Recently I was doing a class about flashback, using film as illustration. We started with Luhrmann’s Gatsby and discussed Carraway’s voice-over from the sanitorium particularly the line, “Back then, we all drank too much…” which became a productive prompt for a flashback story. Then we visited Jon Avnet’s Fried Green Tomatoes at the Whistle Stop Café so we could see what happened when parallel narratives were established. It was good. Well, I enjoyed it.
There are a whole bunch of flashback techniques other than King’s, it turns out. Some are illustrations; a suspect’s response to a detective during an interview might become a compact flashback narrative. There are fractured flashbacks that come a piece at a time, building slowly to a whole, used particularly when a traumatic and suppressed memory is gradually returning. There are regret flashbacks; accounts of crucial errors. (I use these in Lifers.) There are flashbacks that occur from the mid-point of the story that effectively foreshadow what’s to come. Loads of ways to do it, folks.
Mostly though, I’ve been enjoying King’s old-timers-shootin’-the-breeze thing. Many of King’s stories may be dark, supernatural, disturbing, but when they are framed in a way that distances the content from us somehow, they’re made safe like diffused bombs. We can hold our breath and chew our fingernails as the narrative unfurls, but deep down we know we’re eating sandwiches, sipping cokes, and listening wise, insightful, even-handed octogenarians.

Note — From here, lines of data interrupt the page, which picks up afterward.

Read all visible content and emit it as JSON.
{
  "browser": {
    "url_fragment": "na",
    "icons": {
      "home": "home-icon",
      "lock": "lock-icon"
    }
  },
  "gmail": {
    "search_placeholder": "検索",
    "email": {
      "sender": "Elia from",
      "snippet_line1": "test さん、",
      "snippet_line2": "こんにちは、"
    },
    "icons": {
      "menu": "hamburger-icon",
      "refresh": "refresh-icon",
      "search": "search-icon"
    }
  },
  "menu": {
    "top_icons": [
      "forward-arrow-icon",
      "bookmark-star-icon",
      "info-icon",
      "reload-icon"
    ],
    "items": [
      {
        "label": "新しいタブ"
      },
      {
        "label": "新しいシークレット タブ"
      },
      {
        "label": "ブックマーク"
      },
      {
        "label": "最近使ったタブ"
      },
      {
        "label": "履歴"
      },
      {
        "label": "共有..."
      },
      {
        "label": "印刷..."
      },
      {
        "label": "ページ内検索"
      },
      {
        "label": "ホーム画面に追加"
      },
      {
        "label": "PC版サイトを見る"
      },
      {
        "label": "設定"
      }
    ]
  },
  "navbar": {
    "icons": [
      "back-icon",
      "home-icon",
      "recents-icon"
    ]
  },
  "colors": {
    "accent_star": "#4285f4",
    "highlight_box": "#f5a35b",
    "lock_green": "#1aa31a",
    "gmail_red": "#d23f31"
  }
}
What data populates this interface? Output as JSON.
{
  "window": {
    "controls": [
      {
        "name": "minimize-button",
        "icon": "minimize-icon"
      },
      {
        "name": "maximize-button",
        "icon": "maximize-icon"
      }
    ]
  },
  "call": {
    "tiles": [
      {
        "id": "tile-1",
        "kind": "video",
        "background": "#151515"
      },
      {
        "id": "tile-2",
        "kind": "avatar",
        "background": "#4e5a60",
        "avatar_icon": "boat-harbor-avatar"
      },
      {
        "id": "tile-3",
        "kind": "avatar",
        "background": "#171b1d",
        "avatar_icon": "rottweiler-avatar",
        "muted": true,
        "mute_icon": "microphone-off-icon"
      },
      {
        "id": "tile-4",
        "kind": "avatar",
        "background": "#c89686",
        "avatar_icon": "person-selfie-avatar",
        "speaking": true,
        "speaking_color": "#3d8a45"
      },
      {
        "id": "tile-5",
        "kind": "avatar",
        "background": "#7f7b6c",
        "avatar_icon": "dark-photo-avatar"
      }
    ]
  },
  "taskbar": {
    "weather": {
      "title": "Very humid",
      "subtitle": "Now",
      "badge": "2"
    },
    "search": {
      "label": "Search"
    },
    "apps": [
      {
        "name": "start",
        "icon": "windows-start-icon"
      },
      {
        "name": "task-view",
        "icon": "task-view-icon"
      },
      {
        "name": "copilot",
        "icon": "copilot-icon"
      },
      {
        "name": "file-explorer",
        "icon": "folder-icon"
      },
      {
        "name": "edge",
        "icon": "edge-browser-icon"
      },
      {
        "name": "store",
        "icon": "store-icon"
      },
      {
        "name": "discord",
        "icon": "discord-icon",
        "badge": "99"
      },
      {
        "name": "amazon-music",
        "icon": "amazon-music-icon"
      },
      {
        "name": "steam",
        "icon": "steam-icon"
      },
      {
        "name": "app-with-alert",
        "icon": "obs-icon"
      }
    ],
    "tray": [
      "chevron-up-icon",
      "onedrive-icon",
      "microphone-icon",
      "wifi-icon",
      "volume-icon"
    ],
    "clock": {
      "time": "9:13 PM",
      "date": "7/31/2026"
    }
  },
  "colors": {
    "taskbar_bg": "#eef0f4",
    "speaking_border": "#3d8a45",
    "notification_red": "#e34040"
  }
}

There’s no better way to spend a sunny afternoon than that.